ATLANTA — Commemorative events for the Rev. Martin Luther King Jr. slid seamlessly into celebrations of the swearing-in Monday of the nation’s first black president, with many Americans moved by the reminder of how far the country has come since the 1960s.
“This is the dream that Dr. King talked about in his speech. We see history in the making,” said Joyce Oliver, who observed King Day by visiting the National Civil Rights Museum in Memphis, Tenn., built on the site of the old Lorraine Motel, where King was assassinated in 1968.
In Atlanta, at the 45th annual service for the civil rights leader at the church where he was pastor, those gathered in the sanctuary were invited to stay to watch President Barack Obama’s second inauguration on a big-screen TV.
In the nation’s capital, dozens took pictures of the King statue before walking to the National Mall for the inauguration.
Around the country, parades, service projects and memorials marked the holiday.
Visitors from as far as Europe thronged the National Civil Rights Museum in Memphis. In Detroit, students beautified schools. Others painted murals honoring King in Arkansas, donated items to a food bank in Texas, and conducted a community health fair in Pennsylvania.
More than 500 people rallied outside the Alabama Capitol in Montgomery, where state employee Jessie Harris declared Obama’s presidency a sign of progress in “living the dream” that King spoke about.
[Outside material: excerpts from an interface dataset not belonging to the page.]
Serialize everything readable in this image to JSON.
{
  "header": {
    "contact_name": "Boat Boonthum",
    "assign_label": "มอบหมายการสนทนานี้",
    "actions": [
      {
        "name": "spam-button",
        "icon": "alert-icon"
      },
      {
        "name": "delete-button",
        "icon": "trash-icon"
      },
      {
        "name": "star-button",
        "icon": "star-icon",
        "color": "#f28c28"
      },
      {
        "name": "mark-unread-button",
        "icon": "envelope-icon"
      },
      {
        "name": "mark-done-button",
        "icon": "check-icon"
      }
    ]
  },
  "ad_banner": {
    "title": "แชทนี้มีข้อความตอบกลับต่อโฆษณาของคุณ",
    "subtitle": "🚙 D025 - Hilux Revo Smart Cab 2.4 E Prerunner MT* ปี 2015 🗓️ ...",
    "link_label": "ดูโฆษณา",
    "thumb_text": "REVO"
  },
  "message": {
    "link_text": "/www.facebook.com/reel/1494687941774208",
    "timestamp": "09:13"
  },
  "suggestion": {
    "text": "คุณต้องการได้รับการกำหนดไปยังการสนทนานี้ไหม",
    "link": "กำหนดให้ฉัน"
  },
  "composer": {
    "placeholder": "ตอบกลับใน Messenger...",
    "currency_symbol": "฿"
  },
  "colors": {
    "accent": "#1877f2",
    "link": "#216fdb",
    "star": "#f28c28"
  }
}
“We have come far, but the struggle is not over,” Harris said.